Top of DATASET EXTRACT

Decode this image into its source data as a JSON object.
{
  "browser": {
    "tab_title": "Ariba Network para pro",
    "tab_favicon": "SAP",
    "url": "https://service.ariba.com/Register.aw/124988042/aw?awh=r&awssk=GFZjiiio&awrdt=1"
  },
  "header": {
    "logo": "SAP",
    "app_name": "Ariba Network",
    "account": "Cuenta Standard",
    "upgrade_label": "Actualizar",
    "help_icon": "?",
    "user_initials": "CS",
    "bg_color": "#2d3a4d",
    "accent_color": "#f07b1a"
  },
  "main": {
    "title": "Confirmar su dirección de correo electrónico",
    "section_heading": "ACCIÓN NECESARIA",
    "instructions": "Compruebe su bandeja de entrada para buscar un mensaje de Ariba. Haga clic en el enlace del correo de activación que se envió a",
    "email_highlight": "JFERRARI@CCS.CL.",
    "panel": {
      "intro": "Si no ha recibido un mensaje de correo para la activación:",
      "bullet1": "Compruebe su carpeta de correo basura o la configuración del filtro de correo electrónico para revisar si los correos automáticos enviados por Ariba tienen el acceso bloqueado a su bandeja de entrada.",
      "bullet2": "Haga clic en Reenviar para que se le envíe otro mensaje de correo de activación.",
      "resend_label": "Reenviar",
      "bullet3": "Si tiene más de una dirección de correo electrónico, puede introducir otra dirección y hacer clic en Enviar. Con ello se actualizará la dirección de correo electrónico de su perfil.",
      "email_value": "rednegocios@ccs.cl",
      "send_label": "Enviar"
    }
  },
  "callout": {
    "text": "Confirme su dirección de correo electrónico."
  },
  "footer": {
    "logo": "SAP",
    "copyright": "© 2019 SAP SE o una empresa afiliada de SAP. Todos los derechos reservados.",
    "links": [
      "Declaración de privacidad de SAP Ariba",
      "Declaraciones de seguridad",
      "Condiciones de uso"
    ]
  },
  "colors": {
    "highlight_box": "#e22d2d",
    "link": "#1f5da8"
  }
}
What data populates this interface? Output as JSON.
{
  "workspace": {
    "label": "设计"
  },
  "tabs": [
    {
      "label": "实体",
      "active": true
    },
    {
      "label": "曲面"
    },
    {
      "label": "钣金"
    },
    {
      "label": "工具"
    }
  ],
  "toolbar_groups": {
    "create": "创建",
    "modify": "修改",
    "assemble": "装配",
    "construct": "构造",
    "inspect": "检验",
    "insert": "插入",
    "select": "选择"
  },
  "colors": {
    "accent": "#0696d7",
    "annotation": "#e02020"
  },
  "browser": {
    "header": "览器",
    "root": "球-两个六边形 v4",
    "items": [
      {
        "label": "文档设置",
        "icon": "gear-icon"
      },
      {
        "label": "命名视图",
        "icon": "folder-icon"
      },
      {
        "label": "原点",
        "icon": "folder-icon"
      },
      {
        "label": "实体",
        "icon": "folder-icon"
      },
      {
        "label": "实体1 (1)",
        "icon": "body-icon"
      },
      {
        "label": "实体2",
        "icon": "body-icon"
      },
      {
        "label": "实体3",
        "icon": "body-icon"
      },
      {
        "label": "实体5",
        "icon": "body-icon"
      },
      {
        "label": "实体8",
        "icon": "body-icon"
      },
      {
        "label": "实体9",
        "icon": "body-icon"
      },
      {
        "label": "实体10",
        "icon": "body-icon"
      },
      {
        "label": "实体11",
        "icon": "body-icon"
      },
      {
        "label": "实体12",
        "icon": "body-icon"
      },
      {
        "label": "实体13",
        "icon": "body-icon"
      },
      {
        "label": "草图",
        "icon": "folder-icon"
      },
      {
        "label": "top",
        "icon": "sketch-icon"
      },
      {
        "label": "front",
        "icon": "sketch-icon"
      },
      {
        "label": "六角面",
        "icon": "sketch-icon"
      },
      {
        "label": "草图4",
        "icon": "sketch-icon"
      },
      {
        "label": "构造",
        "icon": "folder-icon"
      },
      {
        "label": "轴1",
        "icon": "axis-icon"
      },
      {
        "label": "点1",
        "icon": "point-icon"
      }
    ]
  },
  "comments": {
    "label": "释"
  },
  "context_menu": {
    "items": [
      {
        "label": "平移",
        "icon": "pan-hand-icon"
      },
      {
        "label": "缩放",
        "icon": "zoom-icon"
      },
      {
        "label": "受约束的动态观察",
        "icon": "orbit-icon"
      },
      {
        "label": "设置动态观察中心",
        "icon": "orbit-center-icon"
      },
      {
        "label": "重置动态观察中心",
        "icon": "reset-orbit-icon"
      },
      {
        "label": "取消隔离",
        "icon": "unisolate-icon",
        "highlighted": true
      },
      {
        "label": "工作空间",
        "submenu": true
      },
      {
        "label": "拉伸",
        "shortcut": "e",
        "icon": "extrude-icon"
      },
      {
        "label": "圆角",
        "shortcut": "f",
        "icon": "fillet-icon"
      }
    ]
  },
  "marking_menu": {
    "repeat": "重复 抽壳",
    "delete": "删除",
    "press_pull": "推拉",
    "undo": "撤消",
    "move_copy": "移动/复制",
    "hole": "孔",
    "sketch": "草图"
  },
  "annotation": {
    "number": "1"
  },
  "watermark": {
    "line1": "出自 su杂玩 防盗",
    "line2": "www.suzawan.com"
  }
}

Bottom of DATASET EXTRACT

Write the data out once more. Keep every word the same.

_SOLUTION FOR THIS TASK_.
Decode this image into its source data as a JSON object.
{
  "browser": {
    "tab_title": "Ariba Network para pro",
    "tab_favicon": "SAP",
    "url": "https://service.ariba.com/Register.aw/124988042/aw?awh=r&awssk=GFZjiiio&awrdt=1"
  },
  "header": {
    "logo": "SAP",
    "app_name": "Ariba Network",
    "account": "Cuenta Standard",
    "upgrade_label": "Actualizar",
    "help_icon": "?",
    "user_initials": "CS",
    "bg_color": "#2d3a4d",
    "accent_color": "#f07b1a"
  },
  "main": {
    "title": "Confirmar su dirección de correo electrónico",
    "section_heading": "ACCIÓN NECESARIA",
    "instructions": "Compruebe su bandeja de entrada para buscar un mensaje de Ariba. Haga clic en el enlace del correo de activación que se envió a",
    "email_highlight": "JFERRARI@CCS.CL.",
    "panel": {
      "intro": "Si no ha recibido un mensaje de correo para la activación:",
      "bullet1": "Compruebe su carpeta de correo basura o la configuración del filtro de correo electrónico para revisar si los correos automáticos enviados por Ariba tienen el acceso bloqueado a su bandeja de entrada.",
      "bullet2": "Haga clic en Reenviar para que se le envíe otro mensaje de correo de activación.",
      "resend_label": "Reenviar",
      "bullet3": "Si tiene más de una dirección de correo electrónico, puede introducir otra dirección y hacer clic en Enviar. Con ello se actualizará la dirección de correo electrónico de su perfil.",
      "email_value": "rednegocios@ccs.cl",
      "send_label": "Enviar"
    }
  },
  "callout": {
    "text": "Confirme su dirección de correo electrónico."
  },
  "footer": {
    "logo": "SAP",
    "copyright": "© 2019 SAP SE o una empresa afiliada de SAP. Todos los derechos reservados.",
    "links": [
      "Declaración de privacidad de SAP Ariba",
      "Declaraciones de seguridad",
      "Condiciones de uso"
    ]
  },
  "colors": {
    "highlight_box": "#e22d2d",
    "link": "#1f5da8"
  }
}
What data populates this interface? Output as JSON.
{
  "workspace": {
    "label": "设计"
  },
  "tabs": [
    {
      "label": "实体",
      "active": true
    },
    {
      "label": "曲面"
    },
    {
      "label": "钣金"
    },
    {
      "label": "工具"
    }
  ],
  "toolbar_groups": {
    "create": "创建",
    "modify": "修改",
    "assemble": "装配",
    "construct": "构造",
    "inspect": "检验",
    "insert": "插入",
    "select": "选择"
  },
  "colors": {
    "accent": "#0696d7",
    "annotation": "#e02020"
  },
  "browser": {
    "header": "览器",
    "root": "球-两个六边形 v4",
    "items": [
      {
        "label": "文档设置",
        "icon": "gear-icon"
      },
      {
        "label": "命名视图",
        "icon": "folder-icon"
      },
      {
        "label": "原点",
        "icon": "folder-icon"
      },
      {
        "label": "实体",
        "icon": "folder-icon"
      },
      {
        "label": "实体1 (1)",
        "icon": "body-icon"
      },
      {
        "label": "实体2",
        "icon": "body-icon"
      },
      {
        "label": "实体3",
        "icon": "body-icon"
      },
      {
        "label": "实体5",
        "icon": "body-icon"
      },
      {
        "label": "实体8",
        "icon": "body-icon"
      },
      {
        "label": "实体9",
        "icon": "body-icon"
      },
      {
        "label": "实体10",
        "icon": "body-icon"
      },
      {
        "label": "实体11",
        "icon": "body-icon"
      },
      {
        "label": "实体12",
        "icon": "body-icon"
      },
      {
        "label": "实体13",
        "icon": "body-icon"
      },
      {
        "label": "草图",
        "icon": "folder-icon"
      },
      {
        "label": "top",
        "icon": "sketch-icon"
      },
      {
        "label": "front",
        "icon": "sketch-icon"
      },
      {
        "label": "六角面",
        "icon": "sketch-icon"
      },
      {
        "label": "草图4",
        "icon": "sketch-icon"
      },
      {
        "label": "构造",
        "icon": "folder-icon"
      },
      {
        "label": "轴1",
        "icon": "axis-icon"
      },
      {
        "label": "点1",
        "icon": "point-icon"
      }
    ]
  },
  "comments": {
    "label": "释"
  },
  "context_menu": {
    "items": [
      {
        "label": "平移",
        "icon": "pan-hand-icon"
      },
      {
        "label": "缩放",
        "icon": "zoom-icon"
      },
      {
        "label": "受约束的动态观察",
        "icon": "orbit-icon"
      },
      {
        "label": "设置动态观察中心",
        "icon": "orbit-center-icon"
      },
      {
        "label": "重置动态观察中心",
        "icon": "reset-orbit-icon"
      },
      {
        "label": "取消隔离",
        "icon": "unisolate-icon",
        "highlighted": true
      },
      {
        "label": "工作空间",
        "submenu": true
      },
      {
        "label": "拉伸",
        "shortcut": "e",
        "icon": "extrude-icon"
      },
      {
        "label": "圆角",
        "shortcut": "f",
        "icon": "fillet-icon"
      }
    ]
  },
  "marking_menu": {
    "repeat": "重复 抽壳",
    "delete": "删除",
    "press_pull": "推拉",
    "undo": "撤消",
    "move_copy": "移动/复制",
    "hole": "孔",
    "sketch": "草图"
  },
  "annotation": {
    "number": "1"
  },
  "watermark": {
    "line1": "出自 su杂玩 防盗",
    "line2": "www.suzawan.com"
  }
}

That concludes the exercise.